Expansion of the Trans Mountain oil pipeline accelerated on Tuesday, just two weeks before a court hearing in British Columbia that could decide whether Prime Minister Justin Trudeau’s government can complete the project.
The proposal to nearly triple Trans Mountain’s flow of crude to 890,000 barrels per day is one of three by the industry to expand pipelines to U.S. refineries from Alberta, where existing pipelines are congested.
TMX, as the project is known, moves crude to the British Columbia coast, where some shipments may reach Asian markets.
Canada is the world’s fourth-largest crude producer, but struggles to get new export pipelines built due to opposition from environmental activists that has forced the Alberta government to curtail production and prompted an exodus of foreign investors.
Federal and Alberta politicians on Tuesday marked the start of a new phase of construction near Edmonton, involving work along the pipeline’s right-of-way.
“Encouraged to finally see pipe going in the ground,” Alberta Premier Jason Kenney tweeted. “There’s a long way to go, but this is good news and an important step forward.”

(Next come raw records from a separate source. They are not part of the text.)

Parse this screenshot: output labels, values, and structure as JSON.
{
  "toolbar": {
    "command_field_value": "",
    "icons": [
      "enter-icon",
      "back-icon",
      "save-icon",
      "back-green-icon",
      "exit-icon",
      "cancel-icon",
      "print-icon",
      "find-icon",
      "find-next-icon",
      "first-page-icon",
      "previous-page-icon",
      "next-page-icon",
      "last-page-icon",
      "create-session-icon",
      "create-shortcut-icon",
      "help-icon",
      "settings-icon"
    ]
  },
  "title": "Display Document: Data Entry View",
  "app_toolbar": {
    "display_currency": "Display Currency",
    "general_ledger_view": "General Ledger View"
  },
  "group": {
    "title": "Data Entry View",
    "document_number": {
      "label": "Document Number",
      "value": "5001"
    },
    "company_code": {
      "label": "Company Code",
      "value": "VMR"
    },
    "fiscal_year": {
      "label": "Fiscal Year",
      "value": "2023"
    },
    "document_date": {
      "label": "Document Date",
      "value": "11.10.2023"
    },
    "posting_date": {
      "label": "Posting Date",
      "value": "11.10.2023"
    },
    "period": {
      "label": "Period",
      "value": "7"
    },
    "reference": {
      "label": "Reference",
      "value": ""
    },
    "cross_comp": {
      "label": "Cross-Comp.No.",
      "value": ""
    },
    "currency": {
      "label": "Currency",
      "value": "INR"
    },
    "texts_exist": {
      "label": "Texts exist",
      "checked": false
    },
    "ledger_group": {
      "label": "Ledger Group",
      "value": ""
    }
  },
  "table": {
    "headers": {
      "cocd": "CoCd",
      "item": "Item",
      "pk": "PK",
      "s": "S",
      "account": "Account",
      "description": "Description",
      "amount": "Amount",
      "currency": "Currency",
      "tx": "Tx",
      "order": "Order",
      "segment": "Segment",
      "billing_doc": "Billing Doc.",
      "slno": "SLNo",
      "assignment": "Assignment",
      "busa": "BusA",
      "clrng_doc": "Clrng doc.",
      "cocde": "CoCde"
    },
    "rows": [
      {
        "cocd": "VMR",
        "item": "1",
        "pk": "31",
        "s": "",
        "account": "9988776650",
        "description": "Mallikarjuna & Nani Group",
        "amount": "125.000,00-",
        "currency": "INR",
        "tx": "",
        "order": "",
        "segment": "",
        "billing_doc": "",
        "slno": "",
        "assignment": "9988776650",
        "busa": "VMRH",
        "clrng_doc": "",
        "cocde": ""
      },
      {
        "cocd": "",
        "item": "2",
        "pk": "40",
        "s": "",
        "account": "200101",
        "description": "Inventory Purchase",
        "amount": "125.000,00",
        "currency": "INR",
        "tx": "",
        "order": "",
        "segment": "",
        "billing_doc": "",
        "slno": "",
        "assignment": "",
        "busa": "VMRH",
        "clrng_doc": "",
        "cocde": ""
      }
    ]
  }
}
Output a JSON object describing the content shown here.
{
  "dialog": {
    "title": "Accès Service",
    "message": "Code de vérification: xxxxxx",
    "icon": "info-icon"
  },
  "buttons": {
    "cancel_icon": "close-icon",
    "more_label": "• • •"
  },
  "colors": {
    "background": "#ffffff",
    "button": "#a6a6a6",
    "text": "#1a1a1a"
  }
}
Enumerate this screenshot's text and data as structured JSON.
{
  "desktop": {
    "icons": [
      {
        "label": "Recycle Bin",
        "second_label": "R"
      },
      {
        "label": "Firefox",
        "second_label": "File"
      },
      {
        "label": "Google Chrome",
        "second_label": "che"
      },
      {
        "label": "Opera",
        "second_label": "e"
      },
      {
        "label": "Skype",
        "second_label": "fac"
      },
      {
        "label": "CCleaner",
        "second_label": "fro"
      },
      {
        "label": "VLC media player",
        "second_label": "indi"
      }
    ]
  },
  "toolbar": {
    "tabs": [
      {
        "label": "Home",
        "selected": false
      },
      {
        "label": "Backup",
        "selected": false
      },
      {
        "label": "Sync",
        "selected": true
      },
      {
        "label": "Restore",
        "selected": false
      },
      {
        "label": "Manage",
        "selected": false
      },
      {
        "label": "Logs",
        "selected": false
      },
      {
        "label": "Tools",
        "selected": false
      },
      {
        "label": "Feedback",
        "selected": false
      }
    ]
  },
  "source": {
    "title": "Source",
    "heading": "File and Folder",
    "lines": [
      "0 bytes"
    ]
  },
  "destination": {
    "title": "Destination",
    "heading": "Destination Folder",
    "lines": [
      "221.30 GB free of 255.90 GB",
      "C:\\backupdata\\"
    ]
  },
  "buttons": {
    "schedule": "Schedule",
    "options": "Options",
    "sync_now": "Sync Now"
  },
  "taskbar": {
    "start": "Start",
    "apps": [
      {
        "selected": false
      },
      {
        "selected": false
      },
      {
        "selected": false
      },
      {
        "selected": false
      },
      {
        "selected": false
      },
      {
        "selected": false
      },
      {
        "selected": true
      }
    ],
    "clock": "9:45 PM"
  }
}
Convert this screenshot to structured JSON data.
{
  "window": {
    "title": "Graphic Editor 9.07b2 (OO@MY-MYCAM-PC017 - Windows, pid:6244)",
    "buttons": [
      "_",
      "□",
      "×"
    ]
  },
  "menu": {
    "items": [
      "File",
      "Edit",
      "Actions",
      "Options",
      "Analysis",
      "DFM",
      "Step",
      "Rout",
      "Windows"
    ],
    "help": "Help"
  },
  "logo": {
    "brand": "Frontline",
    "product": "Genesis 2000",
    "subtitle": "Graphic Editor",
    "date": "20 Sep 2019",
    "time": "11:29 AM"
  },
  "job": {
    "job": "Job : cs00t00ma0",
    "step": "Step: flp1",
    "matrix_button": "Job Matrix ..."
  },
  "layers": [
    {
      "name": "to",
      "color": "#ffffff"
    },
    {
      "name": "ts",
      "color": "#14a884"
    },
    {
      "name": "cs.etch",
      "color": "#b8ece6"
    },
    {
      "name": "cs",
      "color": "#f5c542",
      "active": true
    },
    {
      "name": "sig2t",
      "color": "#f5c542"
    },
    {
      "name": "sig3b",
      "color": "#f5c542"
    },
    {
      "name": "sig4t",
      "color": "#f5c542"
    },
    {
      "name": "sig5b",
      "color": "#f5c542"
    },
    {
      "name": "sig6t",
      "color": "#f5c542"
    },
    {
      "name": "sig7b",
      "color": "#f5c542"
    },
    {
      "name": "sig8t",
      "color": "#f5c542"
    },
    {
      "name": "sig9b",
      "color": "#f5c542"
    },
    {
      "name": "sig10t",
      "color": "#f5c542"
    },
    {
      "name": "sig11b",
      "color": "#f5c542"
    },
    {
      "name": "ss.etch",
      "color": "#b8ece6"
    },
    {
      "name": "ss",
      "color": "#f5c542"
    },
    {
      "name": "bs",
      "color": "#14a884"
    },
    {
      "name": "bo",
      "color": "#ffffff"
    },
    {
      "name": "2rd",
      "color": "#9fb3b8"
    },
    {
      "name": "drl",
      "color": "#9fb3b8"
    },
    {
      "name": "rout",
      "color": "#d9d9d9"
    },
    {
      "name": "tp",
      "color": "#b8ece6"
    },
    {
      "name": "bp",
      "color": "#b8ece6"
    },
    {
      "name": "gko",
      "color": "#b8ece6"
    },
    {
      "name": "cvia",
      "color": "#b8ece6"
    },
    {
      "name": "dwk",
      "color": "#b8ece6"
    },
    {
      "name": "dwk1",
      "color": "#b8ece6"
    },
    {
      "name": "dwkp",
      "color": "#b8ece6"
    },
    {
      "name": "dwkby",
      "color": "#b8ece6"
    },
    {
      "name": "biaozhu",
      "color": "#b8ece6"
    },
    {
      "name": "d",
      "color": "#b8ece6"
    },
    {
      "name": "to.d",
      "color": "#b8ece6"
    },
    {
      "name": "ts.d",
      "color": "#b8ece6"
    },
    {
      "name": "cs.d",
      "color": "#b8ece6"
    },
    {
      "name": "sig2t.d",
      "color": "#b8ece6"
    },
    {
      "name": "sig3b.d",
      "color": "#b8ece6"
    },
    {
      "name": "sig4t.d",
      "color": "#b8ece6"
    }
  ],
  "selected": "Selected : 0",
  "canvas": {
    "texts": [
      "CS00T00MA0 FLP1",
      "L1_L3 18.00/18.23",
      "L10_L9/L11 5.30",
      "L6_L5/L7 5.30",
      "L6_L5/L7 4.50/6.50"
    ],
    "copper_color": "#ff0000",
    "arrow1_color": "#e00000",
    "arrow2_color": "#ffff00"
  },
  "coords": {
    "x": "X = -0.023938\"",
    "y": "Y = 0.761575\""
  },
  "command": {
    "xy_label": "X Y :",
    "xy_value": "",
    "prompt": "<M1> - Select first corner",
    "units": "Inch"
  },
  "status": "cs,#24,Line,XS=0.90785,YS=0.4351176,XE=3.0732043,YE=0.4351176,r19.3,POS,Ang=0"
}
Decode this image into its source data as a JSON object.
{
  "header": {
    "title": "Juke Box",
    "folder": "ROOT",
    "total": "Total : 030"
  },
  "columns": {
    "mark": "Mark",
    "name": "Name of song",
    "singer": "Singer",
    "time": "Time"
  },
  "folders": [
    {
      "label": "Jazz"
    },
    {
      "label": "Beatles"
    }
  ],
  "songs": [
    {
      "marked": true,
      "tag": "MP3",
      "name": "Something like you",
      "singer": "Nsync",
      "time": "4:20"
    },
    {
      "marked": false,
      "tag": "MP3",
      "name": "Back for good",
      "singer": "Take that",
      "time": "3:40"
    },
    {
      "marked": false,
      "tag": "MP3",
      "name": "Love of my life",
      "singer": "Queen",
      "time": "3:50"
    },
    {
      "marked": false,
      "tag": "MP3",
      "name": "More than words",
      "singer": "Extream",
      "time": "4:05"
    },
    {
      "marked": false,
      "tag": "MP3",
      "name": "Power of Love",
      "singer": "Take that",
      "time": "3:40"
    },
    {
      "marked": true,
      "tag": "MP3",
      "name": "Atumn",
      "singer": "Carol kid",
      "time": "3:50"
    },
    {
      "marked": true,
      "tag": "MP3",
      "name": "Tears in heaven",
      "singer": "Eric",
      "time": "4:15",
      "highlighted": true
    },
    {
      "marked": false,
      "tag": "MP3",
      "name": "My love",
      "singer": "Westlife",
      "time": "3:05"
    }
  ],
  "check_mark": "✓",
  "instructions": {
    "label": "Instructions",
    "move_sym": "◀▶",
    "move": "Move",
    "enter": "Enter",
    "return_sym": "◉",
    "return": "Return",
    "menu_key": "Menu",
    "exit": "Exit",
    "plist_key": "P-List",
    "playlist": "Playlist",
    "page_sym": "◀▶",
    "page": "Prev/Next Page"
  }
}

After a legal delay, work resumed in late summer near Edmonton and in Burnaby, B.C., where the pipeline ends, in hopes of putting the project in service by mid-2022.
Alberta Energy Minister Sonya Savage called Tuesday’s development a “positive step forward” for the province and the country.
“Perseverance has got us to this point,” Savage said Tuesday in a statement. “When others were criticizing our energy industry and the value of future pipelines, Albertans did not waver. That’s why our government has been tireless in our advocacy for the Trans Mountain pipeline expansion project and why we’ll continue to engage the federal government to discuss Alberta’s priorities and challenges.”
Grand Chief Stewart Phillip of the Union of British Columbia Indian Chiefs, who opposes the project, said there is still substantial opposition to the TMX project.
“What we’re witnessing is a lot of self-serving posturing,” Phillip said.
The Federal Court of Appeal is scheduled to hold a three-day hearing in Vancouver starting on Dec. 16. The hearing will consider challenges by six indigenous groups who say the Canadian government did not sufficiently consult them on the project.